Understanding IT RisksRisk balance is critical for any business, as it gives you chances to proactively prepare for issues that could pop up. Understanding these risks can help to keep risks from impacting operations in the future. If you think about the problems that could result from implementing a solution, then perhaps you can make a more educated decision about whether you actually want to implement it. How to Successfully Manage IT RisksThere are various steps involved in managing IT risks. They follow the acronym PEARS: Predict, Evaluate, Arrange, React, and Scrutinize. Predict: You need to see a risk coming if you want to prepare for it. Take a moment to think about the risks that seem most probable and when they might show up. Evaluate: After determining the risks that are most probable, take some time to estimate the impact it could have on operations. Are they major, or are they minor? Arrange: Be sure to order the risks in order of severity and priority so you can address the important ones first. This will give you a strategy to approach them. React: You now have an idea of what your risks are, but you need a plan to address them. Here are some steps to take toward this end: Avoidance: Avoiding risks isn’t the best way to approach them. You instead need to have other ways of actively preventing risky situations, as well as diffusing them. Reduction: This particular way of managing risk focuses on making decisions in which the risk is more easily managed and less impactful. Transference: If you have the opportunity to shift responsibility for the risk elsewhere, it might be worth looking into. This might be a department within your organization or outsourced to a solutions provider that would be dedicated to handling it. Acceptance: This strategy in particular means that you can’t get around the risk, but instead have to provide oversight to mitigate the risks so they can be better handled when they inevitably become a problem. Scrutinize: After the risk has passed, you need to evaluate how well the preparations handled the risk.
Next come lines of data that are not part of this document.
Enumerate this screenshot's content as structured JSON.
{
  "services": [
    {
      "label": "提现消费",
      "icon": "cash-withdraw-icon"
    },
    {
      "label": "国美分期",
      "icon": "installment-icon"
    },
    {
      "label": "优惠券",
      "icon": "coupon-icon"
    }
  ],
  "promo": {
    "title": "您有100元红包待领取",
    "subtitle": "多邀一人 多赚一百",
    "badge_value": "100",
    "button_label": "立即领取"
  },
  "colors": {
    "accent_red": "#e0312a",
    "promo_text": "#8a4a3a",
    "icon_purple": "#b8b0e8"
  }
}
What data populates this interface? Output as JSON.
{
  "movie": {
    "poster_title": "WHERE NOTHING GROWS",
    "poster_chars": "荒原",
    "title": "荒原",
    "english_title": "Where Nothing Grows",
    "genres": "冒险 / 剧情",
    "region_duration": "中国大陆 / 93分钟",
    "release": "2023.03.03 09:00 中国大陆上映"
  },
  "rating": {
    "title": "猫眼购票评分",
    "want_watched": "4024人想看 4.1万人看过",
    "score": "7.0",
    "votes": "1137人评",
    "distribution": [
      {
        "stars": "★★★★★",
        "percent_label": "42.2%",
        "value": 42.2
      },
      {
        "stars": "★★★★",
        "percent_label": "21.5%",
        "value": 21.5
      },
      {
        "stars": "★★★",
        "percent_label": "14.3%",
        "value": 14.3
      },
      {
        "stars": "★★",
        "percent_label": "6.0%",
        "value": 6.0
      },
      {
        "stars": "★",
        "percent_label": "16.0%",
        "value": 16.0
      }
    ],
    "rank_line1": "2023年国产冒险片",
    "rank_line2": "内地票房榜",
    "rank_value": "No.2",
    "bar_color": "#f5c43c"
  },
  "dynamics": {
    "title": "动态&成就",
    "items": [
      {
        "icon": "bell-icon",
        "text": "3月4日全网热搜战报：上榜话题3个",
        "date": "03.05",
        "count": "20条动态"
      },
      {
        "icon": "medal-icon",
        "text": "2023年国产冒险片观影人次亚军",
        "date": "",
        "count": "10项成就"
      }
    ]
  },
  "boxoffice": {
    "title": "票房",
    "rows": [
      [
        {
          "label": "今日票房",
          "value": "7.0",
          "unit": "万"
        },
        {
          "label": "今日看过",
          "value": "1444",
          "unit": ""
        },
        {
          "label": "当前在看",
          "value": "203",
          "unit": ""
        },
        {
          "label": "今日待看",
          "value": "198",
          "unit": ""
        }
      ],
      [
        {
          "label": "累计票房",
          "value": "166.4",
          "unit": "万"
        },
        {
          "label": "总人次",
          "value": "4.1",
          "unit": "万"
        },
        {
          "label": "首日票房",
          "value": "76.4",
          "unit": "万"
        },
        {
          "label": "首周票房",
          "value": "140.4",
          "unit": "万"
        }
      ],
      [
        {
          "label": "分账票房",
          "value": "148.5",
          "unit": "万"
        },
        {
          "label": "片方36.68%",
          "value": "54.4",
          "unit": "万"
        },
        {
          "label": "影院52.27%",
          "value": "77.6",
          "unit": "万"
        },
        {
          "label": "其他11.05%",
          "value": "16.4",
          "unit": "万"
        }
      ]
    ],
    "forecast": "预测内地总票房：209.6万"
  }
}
Take note and make adjustments to better handle risk in the future. SRS Networks can help you better manage risk associated with your IT infrastructure. To learn more, reach out to us at (831) 758-3636.